The Kashmir conflict has only grown since the partition of India in 1947. After Jammu and Kashmir were divided, India, Pakistan, and China have been vying over the territory, each with its own explanation for laying claim to the land. This territorial dispute has led to multiple wars, riots, protests, and countless deaths.
Kashmir is a princely state of 3 million people, predominantly of Muslim faith much like is seen in Pakistan, whereas India’s overwhelming majority is Hindu. This in itself has caused much contention; while India claims to value Kashmir’s religious diversity, Pakistan worries that the Hindu majority will eventually liquify the Muslim state. So what should the government’s role with regard to religious diversity of its constituents be?
This was just one of the questions asked in a recent Global Health University discussion. With the Kashmir conflict laid out as our topic of interest, we launched into a colorful discourse about nationalism, governmental control, and the influence of social media on political attention.
One of the questions asked us to define nationalism; what are its benefits and pitfalls? Many of us described the benefits of nationalism in terms of patriotism: a love or devotion to one’s country. The dark side to nationalism, however, comes when one puts their “nation above all others and plac[es] primary emphasis on promotion of its culture and interests as opposed to those of other nations or supranational groups” (Merriam-Webster). One of our members stated that nationalism prompts “similar beliefs and similar ideals [which] leads to political expediency… but ultimately diversity is pretty cool.” Yes, nationalism can be used as a political tool, to rile up the masses in devotion to a single way of life, fearing the “other”, but living in a pluralistic society, in which many peoples come together and are enriched by their differences, that is what creates an inclusive, educated, and strong society.
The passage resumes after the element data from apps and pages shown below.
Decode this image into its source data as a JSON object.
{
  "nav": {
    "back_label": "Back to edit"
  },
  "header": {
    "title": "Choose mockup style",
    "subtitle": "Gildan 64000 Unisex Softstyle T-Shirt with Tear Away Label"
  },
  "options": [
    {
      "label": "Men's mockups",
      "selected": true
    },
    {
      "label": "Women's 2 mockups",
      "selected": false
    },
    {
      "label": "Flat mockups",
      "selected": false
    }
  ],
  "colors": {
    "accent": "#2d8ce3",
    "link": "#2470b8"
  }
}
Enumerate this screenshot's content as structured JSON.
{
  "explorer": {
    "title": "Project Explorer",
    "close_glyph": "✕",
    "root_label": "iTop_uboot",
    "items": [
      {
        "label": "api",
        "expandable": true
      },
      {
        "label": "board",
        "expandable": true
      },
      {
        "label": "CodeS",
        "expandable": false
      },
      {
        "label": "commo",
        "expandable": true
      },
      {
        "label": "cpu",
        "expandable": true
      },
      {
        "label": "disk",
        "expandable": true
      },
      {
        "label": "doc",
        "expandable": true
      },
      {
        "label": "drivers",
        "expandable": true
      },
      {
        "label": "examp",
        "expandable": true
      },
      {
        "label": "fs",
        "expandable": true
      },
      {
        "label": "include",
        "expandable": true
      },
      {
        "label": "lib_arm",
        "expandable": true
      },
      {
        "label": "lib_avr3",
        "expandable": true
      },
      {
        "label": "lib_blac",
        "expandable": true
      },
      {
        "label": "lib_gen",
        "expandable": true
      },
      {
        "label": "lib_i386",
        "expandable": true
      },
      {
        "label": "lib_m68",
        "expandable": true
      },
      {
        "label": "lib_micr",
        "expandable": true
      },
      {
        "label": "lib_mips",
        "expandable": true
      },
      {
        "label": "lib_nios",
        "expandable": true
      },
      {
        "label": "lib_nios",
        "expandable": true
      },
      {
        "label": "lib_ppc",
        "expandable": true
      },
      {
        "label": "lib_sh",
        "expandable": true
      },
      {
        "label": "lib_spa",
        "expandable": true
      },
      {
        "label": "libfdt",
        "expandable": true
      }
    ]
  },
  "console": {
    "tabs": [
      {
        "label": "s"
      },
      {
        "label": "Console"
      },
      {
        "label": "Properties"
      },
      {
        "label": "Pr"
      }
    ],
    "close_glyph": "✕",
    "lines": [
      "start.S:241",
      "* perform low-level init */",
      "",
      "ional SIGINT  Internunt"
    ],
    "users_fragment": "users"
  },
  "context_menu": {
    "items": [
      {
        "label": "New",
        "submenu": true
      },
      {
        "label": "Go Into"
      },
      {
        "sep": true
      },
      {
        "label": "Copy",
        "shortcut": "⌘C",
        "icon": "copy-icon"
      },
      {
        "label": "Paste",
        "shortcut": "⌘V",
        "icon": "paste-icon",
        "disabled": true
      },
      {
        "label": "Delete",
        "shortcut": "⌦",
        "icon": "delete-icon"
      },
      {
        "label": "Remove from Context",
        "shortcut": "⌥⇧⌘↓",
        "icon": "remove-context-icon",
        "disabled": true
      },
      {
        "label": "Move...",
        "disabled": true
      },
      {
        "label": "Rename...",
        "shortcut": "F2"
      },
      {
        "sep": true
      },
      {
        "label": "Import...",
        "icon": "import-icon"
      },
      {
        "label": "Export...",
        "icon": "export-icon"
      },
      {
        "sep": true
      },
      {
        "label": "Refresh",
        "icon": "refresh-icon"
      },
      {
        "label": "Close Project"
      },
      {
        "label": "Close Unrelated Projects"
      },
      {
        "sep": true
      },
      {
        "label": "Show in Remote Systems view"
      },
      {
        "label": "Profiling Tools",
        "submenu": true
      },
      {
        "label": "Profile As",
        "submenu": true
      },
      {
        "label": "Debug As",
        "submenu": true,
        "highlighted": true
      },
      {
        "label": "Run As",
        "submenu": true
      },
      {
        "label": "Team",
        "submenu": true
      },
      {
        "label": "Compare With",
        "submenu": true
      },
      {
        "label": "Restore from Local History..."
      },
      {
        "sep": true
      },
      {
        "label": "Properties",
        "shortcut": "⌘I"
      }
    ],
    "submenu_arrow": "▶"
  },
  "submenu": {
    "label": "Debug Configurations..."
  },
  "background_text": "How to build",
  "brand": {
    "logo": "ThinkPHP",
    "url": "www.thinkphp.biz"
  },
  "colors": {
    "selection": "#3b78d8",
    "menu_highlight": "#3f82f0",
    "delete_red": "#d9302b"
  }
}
Recent events in the Kashmir conflict have heightened the worry of Hindu nationalism and incurred heated acts of violence and increased the death toll which is now over one hundred thousand since 1989. However, a lot has changed since then and now stories such as these get coverage not only in the news, but also in social media. Twitter, Instagram, even Snapchat have all become hubs through which political networks can form through peer to peer connections as well as through broadcasting systems to a wide audience.
Consequently, the question rises: what kind of impact does social media truly have on politics and activism? It is undeniable that social media can draw awareness to otherwise undercovered topics in the news cycle and it bans groups of followers together forming an alliance between each other and the topic of interest. However, it can also promote a sense of sufficiency in laziness. Spreading awareness is critical, yes, however it is not enough. Engaging in activism via social media is passive, it is protected, and low risk, however the topics discussed are high urgency and require more than a like or repost, they require action.
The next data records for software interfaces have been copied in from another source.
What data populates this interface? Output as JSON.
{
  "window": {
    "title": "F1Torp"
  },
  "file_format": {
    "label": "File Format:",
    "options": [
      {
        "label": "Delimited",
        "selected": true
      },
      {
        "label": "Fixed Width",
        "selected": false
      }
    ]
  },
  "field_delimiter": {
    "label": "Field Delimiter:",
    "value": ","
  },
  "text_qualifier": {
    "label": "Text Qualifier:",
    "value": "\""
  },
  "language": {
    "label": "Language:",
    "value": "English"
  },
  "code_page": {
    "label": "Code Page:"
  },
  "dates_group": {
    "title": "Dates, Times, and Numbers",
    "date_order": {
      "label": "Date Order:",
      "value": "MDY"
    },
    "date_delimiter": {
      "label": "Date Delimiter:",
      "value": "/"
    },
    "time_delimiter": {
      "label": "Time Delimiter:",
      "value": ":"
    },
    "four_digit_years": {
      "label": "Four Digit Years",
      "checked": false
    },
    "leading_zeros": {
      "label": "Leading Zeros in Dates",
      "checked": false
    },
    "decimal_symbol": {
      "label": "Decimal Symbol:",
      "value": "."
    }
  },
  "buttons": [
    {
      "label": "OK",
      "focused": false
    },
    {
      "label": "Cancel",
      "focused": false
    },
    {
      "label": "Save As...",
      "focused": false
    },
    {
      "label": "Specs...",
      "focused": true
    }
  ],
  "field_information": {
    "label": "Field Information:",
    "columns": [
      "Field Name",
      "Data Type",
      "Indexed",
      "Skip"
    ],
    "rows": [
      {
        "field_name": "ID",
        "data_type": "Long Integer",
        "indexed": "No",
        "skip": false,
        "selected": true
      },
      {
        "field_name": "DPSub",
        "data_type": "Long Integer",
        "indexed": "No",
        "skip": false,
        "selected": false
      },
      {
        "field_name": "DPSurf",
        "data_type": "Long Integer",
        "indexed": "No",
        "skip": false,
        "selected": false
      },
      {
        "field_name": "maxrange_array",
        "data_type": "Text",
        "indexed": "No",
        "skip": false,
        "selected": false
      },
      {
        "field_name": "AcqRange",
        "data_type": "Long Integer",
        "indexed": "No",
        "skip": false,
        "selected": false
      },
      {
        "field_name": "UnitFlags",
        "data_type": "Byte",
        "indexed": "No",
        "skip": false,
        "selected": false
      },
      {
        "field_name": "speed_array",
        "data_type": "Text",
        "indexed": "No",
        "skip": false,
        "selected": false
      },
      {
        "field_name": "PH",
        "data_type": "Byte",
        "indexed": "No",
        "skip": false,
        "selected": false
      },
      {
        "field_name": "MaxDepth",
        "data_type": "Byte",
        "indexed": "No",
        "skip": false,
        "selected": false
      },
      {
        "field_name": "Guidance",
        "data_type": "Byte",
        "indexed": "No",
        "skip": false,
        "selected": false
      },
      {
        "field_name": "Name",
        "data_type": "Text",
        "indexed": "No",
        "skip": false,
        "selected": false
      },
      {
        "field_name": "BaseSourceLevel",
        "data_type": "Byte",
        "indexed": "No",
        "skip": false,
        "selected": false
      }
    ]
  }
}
“The Difference Between 'Patriotism' and 'Nationalism'.” Merriam-Webster, Merriam-Webster, 2019, www.merriam-webster.com/words-at-play/patriotism-vs-nationalism.
About The Global Health Soap Box
This blog evokes the spirit of UC Berkeley -- the home of the Free Speech Movement. The Global Heath Soap Box provides a platform for GlobeMed at Berkeley chapter members to explore and discuss their thoughts on relevant public health issues. Whether it's an expansion on what we discuss in ghUs or a topic of interest--The Global Health Soap Box covers a wide range of topics.